Reviewed: The School of Salamanca: A Case of Global Knowledge Production. Edited by Thomas Duve, José Luis Egío, and Christiane Birr. Leiden: Brill, 2021. Pp. 430. $172.00 (cloth); Open Access (digital). ISBN: 9789004449732.
¿Qué es la Escuela de Salamanca? [What is the School of Salamanca?] Edited by Simona Langella and Rafael Ramis-Barceló. Madrid, Porto: Sindéresis, 2021. Pp. 402. €30.00 (paper). ISBN: 9788418206610.
A Companion to the Spanish Scholastics. Edited by Harald E. Braun, Erik De Bom, and Paolo Astorri. Leiden: Brill, 2022. Pp. 628. $275.00 (cloth); $283.00 (digital). ISBN: 9789004294417.
Infidels and Empires in a New World Order: Early Modern Spanish Contributions to International Legal Thought. By David M. Lantigua. Cambridge: Cambridge University Press, 2020. Pp. 370. $110.00 (cloth); $39.99 (paper); $32.00 (digital). ISBN: 9781108498265.
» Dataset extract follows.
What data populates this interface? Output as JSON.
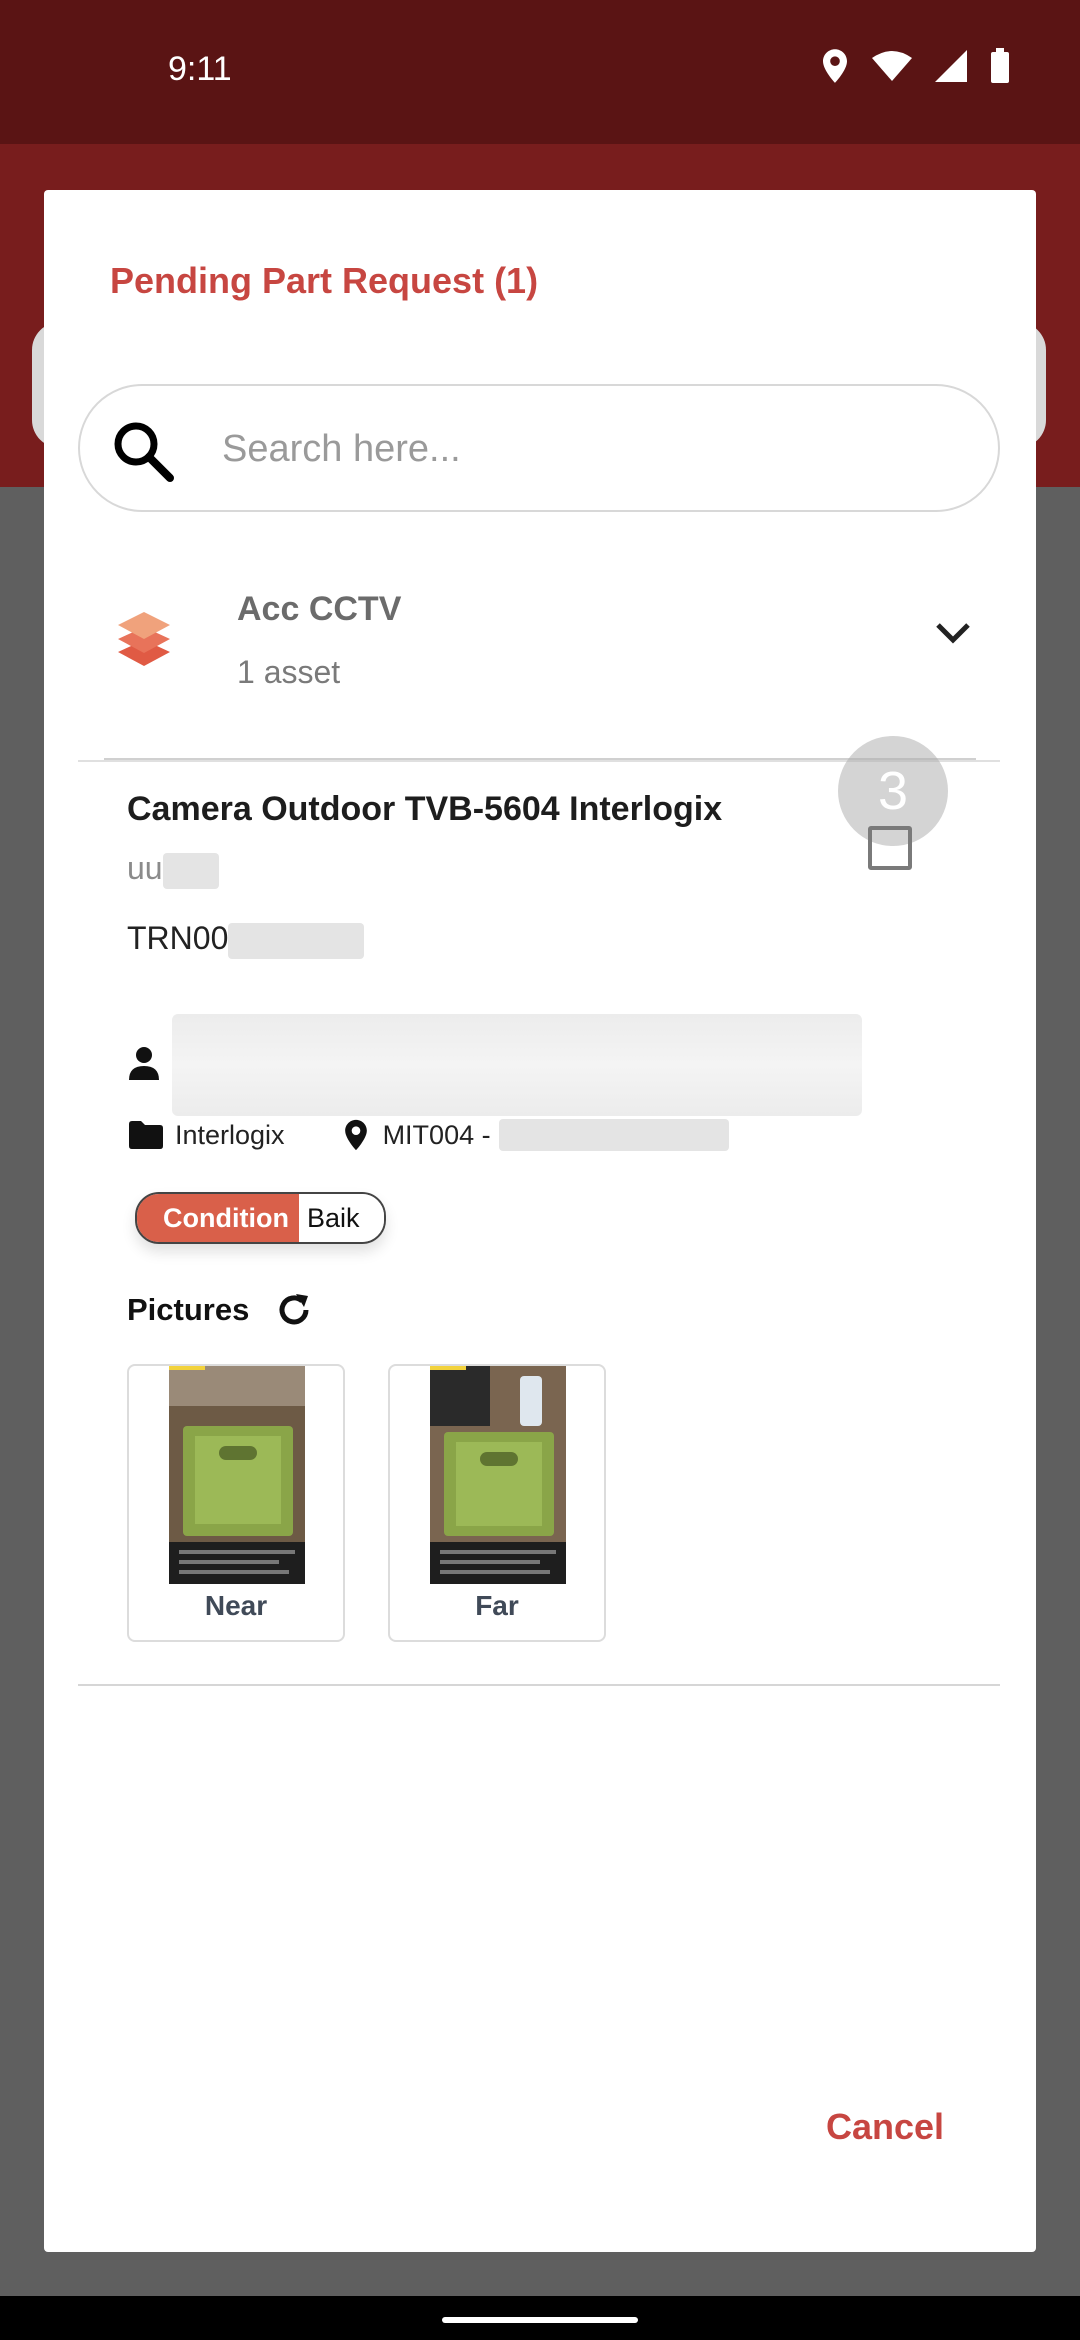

The history and influence of the School of Salamanca is attracting the attention of researchers from very different branches of knowledge and from a very wide variety of countries around the world. Broaching this subject invites one to reflect on both the unity of knowledge and the important role that theology plays in a secularized world. In this short essay, I discuss four recently published works that show the global scope of interest in Spanish Scholasticism in general and the School of Salamanca in particular. The first, The School of Salamanca: A Case of Global Knowledge, was edited by Thomas Duve, Jose Luis Egío, and Christiane Birr in coordination of the Max Planck Institute (2021). The second work, ¿Qué es la Escuela de Salamanca?, was edited by Simona Langella and Rafael Ramis-Barceló (2021). The third work is a recent thematic compendium on Spanish Scholasticism edited by Harald E. Braun, Erik De Bom, and Paolo Astorri (2022). Finally, I discuss David Lantigua’s monograph, Infidels and Empires in a New World Order: Early Modern Spanish Contributions to International Legal Thought (2020).